The future of regional airline LIAT seems to grow grimmer with each day. Recently the Prime Minister of St. Vincent and the Grenadines, Ralph Gonsalves, warned the airline might be forced to shut down to make way for another. Antigua and Barbuda Prime Minister Gaston Browne downplayed the warning, assuring that his government would not allow such a thing to happen. This week saw the main shareholder governments of Antigua and Barbuda, Barbados, Dominica and St. Vincent holding more meetings, and the St. Kitts and Nevis government announcing it would provide EC$1 million in emergency funding.
Tourism officials in Saint Lucia are closely monitoring LIAT’s situation.

This comes on the heels of the establishment of an advisory committee in March to consider proposals from LIAT. In that same month, the Grenada government also contributed EC$1 million. In the midst of all this uncertainty is the firm stance by Prime Minister Allen Chastanet that his government would not be providing financial support unless there are fundamental changes. But with the airline serving as a major carrier for visitors to Saint Lucia, might the prime minister find himself spitting at the sky?

The regional tourism market plays a crucial part in the overall growing industry, consistently ranking in the top three markets for stay-over arrivals, alongside the United States and the United Kingdom.

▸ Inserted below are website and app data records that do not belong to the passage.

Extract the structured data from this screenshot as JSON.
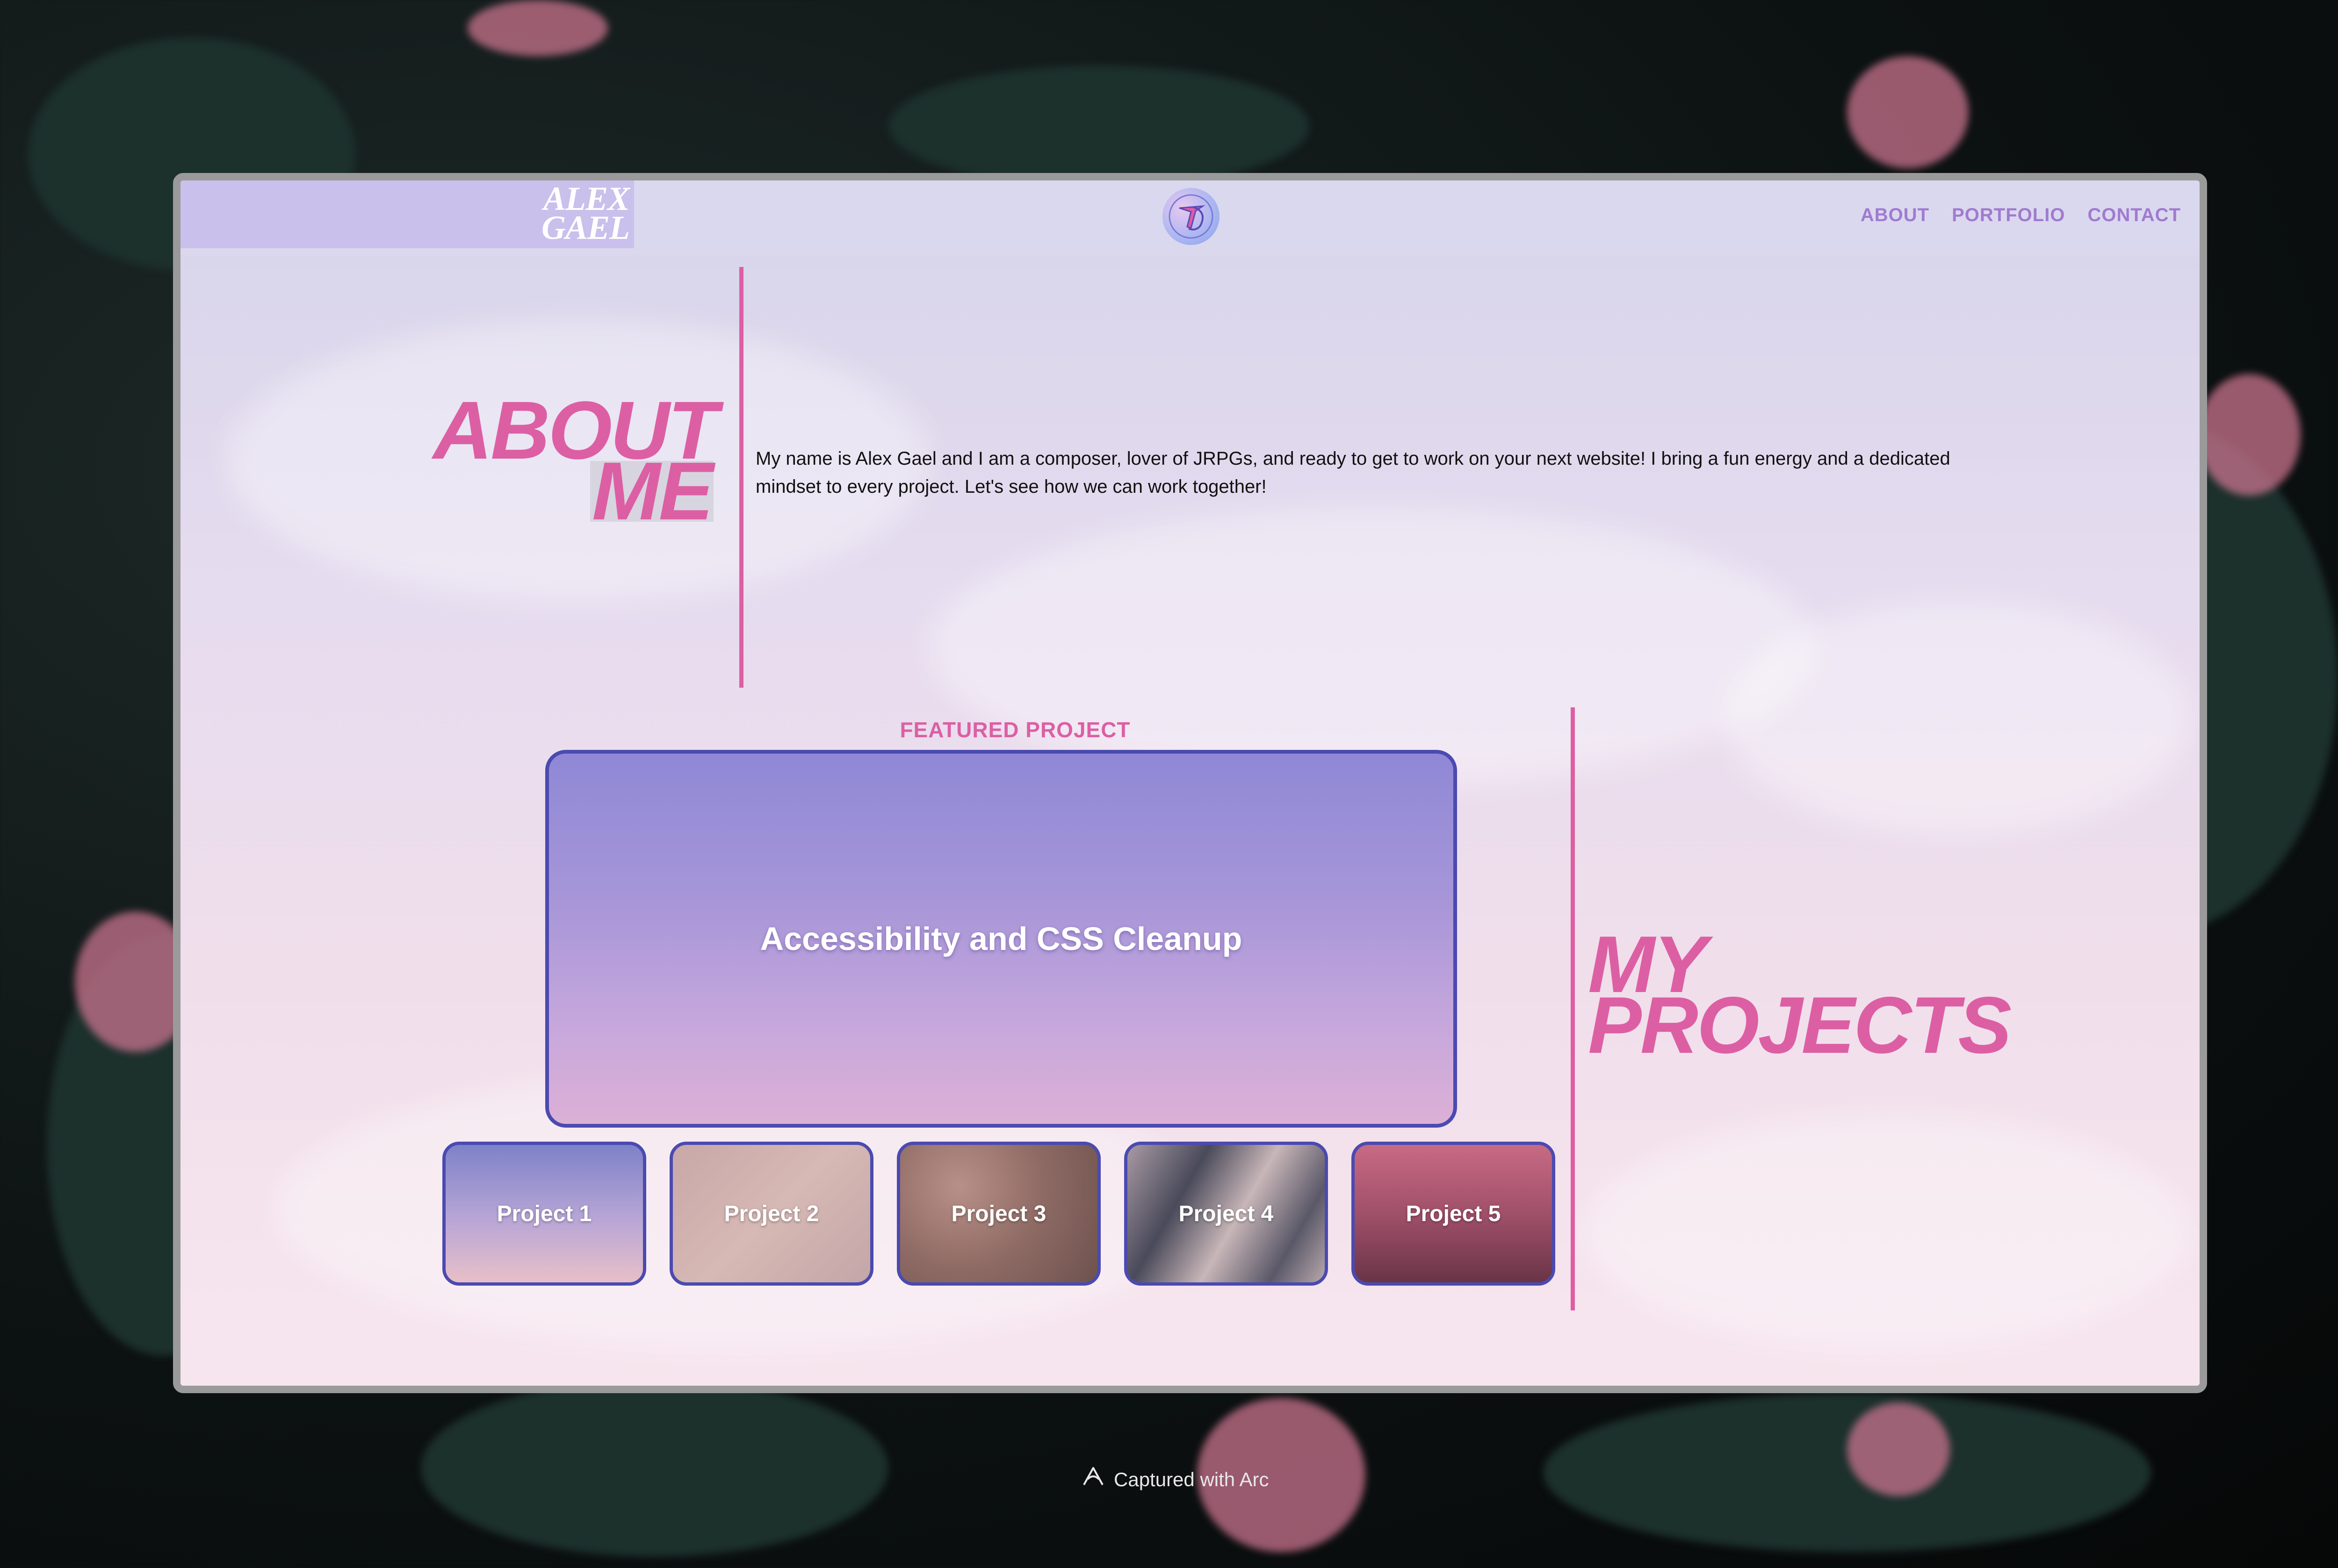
{
  "nav": {
    "logo_line1": "ALEX",
    "logo_line2": "GAEL",
    "links": [
      "ABOUT",
      "PORTFOLIO",
      "CONTACT"
    ]
  },
  "about": {
    "title_line1": "ABOUT",
    "title_line2": "ME",
    "text": "My name is Alex Gael and I am a composer, lover of JRPGs, and ready to get to work on your next website! I bring a fun energy and a dedicated mindset to every project. Let's see how we can work together!"
  },
  "featured": {
    "label": "FEATURED PROJECT",
    "title": "Accessibility and CSS Cleanup"
  },
  "projects": {
    "title_line1": "MY",
    "title_line2": "PROJECTS",
    "items": [
      "Project 1",
      "Project 2",
      "Project 3",
      "Project 4",
      "Project 5"
    ]
  },
  "footer": {
    "caption": "Captured with Arc"
  },
  "colors": {
    "accent_pink": "#dc5fa4",
    "card_border": "#4b4ab0",
    "nav_link": "#a07ad0"
  },
  "icons": {
    "nav_emblem": "logo-emblem-icon",
    "footer": "arc-icon"
  }
}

Figures from the Central Statistical Office indicate that from 2009-2015, total stay-over arrivals were 278,491; 305,937; 304,639; 306,801; 318,626; 338,158 and 344,908.

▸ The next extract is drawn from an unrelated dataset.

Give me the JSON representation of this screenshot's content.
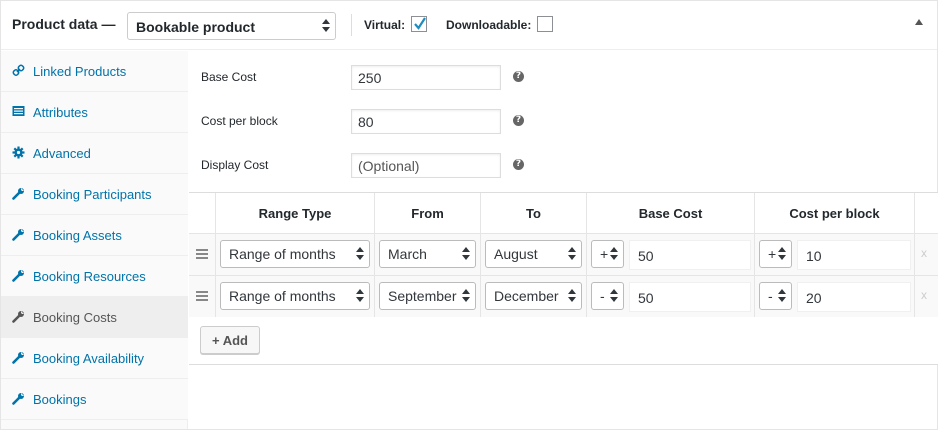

The Caribbean region came in third after the UK, with 60,183; 53,938; 35,279; 56,067; 37,465; 55,484 and 62,745 respectively. In 2016 and 2017, total stay-over arrivals stood at 347,872 and 386,127. The Caribbean surpassed the UK in those two years, bringing in 67,226 and 76,349, while the UK had 64,514 and 72,580.

Officials from the Saint Lucia Tourism Authority declined the STAR’s request for comment on the situation. Meanwhile, the Saint Lucia Hotel and Tourism Association’s Chief Executive Officer, Mr. Noorani Azeez, says that with LIAT being the main carrier of regional visitors, the airline plays a critical role for the island’s number one sector.

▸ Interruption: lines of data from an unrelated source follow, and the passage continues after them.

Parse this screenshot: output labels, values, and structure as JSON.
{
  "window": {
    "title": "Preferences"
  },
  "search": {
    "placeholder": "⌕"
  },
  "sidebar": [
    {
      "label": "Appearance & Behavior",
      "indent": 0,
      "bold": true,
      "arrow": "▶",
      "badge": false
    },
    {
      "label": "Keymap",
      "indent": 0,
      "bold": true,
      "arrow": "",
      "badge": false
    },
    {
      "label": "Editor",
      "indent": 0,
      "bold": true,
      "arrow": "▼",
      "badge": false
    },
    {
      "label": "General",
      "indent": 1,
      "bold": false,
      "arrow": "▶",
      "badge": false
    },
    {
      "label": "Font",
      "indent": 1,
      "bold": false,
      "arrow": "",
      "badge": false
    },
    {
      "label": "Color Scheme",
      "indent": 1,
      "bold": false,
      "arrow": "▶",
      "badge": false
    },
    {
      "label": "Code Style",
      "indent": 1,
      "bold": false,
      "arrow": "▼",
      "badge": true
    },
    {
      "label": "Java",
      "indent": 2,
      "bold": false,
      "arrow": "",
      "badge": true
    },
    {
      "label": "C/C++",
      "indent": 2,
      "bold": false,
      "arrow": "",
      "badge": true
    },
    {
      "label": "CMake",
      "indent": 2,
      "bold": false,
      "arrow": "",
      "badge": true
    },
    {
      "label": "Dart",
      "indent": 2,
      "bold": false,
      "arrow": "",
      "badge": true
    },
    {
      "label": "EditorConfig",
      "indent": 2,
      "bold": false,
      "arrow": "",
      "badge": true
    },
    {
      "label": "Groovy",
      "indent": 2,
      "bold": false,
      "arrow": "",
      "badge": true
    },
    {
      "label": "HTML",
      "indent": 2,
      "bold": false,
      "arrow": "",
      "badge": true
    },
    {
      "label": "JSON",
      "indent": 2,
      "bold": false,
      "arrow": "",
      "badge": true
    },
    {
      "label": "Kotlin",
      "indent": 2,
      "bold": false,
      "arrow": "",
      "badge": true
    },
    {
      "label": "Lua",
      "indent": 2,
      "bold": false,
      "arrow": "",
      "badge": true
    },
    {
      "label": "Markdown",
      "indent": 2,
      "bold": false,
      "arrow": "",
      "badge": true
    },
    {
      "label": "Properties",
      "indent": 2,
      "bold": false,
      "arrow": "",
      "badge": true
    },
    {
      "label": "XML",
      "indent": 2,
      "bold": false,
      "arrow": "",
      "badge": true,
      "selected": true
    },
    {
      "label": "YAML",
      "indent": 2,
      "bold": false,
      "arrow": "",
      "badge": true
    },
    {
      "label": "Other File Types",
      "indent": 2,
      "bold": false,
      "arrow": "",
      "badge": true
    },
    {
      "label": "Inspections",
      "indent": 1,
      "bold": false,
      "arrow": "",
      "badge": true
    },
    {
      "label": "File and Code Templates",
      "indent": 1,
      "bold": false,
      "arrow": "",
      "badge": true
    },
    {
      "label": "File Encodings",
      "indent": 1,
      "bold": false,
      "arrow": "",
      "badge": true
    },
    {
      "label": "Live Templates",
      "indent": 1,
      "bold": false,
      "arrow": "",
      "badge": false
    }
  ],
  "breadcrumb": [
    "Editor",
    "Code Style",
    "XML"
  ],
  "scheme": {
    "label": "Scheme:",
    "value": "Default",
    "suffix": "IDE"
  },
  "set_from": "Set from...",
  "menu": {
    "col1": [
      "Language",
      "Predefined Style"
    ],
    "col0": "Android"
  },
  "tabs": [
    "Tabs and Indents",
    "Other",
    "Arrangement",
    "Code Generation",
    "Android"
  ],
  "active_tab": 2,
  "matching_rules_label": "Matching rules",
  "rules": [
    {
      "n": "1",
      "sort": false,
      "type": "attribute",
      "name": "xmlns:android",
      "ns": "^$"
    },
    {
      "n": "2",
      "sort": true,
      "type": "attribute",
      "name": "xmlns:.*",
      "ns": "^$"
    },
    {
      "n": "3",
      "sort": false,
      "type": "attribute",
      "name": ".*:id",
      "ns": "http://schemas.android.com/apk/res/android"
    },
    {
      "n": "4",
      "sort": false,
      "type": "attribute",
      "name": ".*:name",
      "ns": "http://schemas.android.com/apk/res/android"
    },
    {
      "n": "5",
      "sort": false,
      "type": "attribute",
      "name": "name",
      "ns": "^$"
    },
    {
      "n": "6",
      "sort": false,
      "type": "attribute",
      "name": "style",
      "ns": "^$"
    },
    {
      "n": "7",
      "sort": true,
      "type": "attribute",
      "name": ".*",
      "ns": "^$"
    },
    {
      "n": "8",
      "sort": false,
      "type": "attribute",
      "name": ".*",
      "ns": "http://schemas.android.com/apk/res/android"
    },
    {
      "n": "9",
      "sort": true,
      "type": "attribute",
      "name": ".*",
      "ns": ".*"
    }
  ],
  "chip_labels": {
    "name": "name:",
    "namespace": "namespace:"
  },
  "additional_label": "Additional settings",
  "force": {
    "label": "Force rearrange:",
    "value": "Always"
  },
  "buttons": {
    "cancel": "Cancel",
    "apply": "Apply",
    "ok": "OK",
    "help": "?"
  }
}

“We are concerned,” he acknowledged. “For us, LIAT is a carrier that facilitates a number of visitors to the destination from the regional market, and this is a key market for our tourism industry in Saint Lucia. There are a lot of small and medium accommodation entities who benefit from that strong regional visitor arrival market, so there would be a ripple effect of that carrier going under. These properties can least afford to have long periods without occupancy.”

While that may be the case, he is not blind to the airline’s struggles. He said that while the solution to LIAT’s problems is not clear-cut, there is merit in Chastanet’s position. The fact that the airline is once again in financial straits, he says, should cause regional governments to rationalize clearly what LIAT’s purpose should be. He believes Caribbean governments need to take a careful look at how they encourage and nurture the free movement of goods and services among the various islands. “If that’s the ultimate aim, perhaps we need to look at how we can attract more players into the market, thereby allowing market forces to dictate who survives and who doesn’t.”

In a press statement on Monday, LIAT indicated that despite the challenges, it will continue to operate its daily flight schedule. The release noted that ongoing discussions with governments about a Minimum Revenue Guarantee Model “have been slower than anticipated.” Still the company remains hopeful.